Work instructions - All of the listing should be returned as written, apart from any picture in it.
··· Dataset records ···
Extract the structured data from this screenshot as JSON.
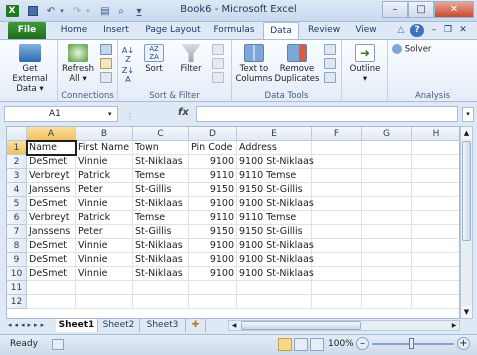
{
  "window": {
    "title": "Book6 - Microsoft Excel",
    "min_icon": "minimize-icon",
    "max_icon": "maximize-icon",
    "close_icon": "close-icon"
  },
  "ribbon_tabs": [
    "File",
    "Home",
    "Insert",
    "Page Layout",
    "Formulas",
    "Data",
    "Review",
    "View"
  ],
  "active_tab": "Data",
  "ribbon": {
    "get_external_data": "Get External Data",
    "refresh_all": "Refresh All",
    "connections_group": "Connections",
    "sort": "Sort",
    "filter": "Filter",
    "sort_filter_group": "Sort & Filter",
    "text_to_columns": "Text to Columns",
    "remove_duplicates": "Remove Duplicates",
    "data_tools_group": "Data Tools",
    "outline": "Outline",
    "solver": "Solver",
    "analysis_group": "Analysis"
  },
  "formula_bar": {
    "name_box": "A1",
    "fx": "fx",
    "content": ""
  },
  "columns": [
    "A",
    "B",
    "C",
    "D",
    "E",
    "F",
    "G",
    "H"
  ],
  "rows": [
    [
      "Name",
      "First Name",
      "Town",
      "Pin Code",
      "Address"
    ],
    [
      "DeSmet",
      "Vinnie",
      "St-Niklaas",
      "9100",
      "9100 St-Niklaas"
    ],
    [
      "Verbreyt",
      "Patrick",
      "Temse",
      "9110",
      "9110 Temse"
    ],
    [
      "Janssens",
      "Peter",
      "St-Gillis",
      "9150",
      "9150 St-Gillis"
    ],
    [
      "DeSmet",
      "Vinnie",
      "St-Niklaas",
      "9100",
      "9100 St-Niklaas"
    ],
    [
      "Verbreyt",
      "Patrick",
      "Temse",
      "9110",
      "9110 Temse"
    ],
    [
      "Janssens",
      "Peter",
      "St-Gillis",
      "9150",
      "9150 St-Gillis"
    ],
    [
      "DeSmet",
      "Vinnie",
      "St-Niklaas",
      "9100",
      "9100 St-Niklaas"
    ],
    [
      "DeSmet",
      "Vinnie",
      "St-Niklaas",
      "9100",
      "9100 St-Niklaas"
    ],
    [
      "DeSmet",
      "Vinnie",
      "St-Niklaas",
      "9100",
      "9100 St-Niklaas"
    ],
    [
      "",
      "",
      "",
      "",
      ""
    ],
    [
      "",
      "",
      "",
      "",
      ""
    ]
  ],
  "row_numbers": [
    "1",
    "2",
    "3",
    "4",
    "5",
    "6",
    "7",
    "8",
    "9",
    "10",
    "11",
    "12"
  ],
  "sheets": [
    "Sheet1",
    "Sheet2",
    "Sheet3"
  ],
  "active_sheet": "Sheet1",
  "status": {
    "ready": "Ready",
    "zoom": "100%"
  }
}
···
Solved problem -
Extract the structured data from this screenshot as JSON.
{
  "window": {
    "title": "Book6 - Microsoft Excel",
    "min_icon": "minimize-icon",
    "max_icon": "maximize-icon",
    "close_icon": "close-icon"
  },
  "ribbon_tabs": [
    "File",
    "Home",
    "Insert",
    "Page Layout",
    "Formulas",
    "Data",
    "Review",
    "View"
  ],
  "active_tab": "Data",
  "ribbon": {
    "get_external_data": "Get External Data",
    "refresh_all": "Refresh All",
    "connections_group": "Connections",
    "sort": "Sort",
    "filter": "Filter",
    "sort_filter_group": "Sort & Filter",
    "text_to_columns": "Text to Columns",
    "remove_duplicates": "Remove Duplicates",
    "data_tools_group": "Data Tools",
    "outline": "Outline",
    "solver": "Solver",
    "analysis_group": "Analysis"
  },
  "formula_bar": {
    "name_box": "A1",
    "fx": "fx",
    "content": ""
  },
  "columns": [
    "A",
    "B",
    "C",
    "D",
    "E",
    "F",
    "G",
    "H"
  ],
  "rows": [
    [
      "Name",
      "First Name",
      "Town",
      "Pin Code",
      "Address"
    ],
    [
      "DeSmet",
      "Vinnie",
      "St-Niklaas",
      "9100",
      "9100 St-Niklaas"
    ],
    [
      "Verbreyt",
      "Patrick",
      "Temse",
      "9110",
      "9110 Temse"
    ],
    [
      "Janssens",
      "Peter",
      "St-Gillis",
      "9150",
      "9150 St-Gillis"
    ],
    [
      "DeSmet",
      "Vinnie",
      "St-Niklaas",
      "9100",
      "9100 St-Niklaas"
    ],
    [
      "Verbreyt",
      "Patrick",
      "Temse",
      "9110",
      "9110 Temse"
    ],
    [
      "Janssens",
      "Peter",
      "St-Gillis",
      "9150",
      "9150 St-Gillis"
    ],
    [
      "DeSmet",
      "Vinnie",
      "St-Niklaas",
      "9100",
      "9100 St-Niklaas"
    ],
    [
      "DeSmet",
      "Vinnie",
      "St-Niklaas",
      "9100",
      "9100 St-Niklaas"
    ],
    [
      "DeSmet",
      "Vinnie",
      "St-Niklaas",
      "9100",
      "9100 St-Niklaas"
    ],
    [
      "",
      "",
      "",
      "",
      ""
    ],
    [
      "",
      "",
      "",
      "",
      ""
    ]
  ],
  "row_numbers": [
    "1",
    "2",
    "3",
    "4",
    "5",
    "6",
    "7",
    "8",
    "9",
    "10",
    "11",
    "12"
  ],
  "sheets": [
    "Sheet1",
    "Sheet2",
    "Sheet3"
  ],
  "active_sheet": "Sheet1",
  "status": {
    "ready": "Ready",
    "zoom": "100%"
  }
}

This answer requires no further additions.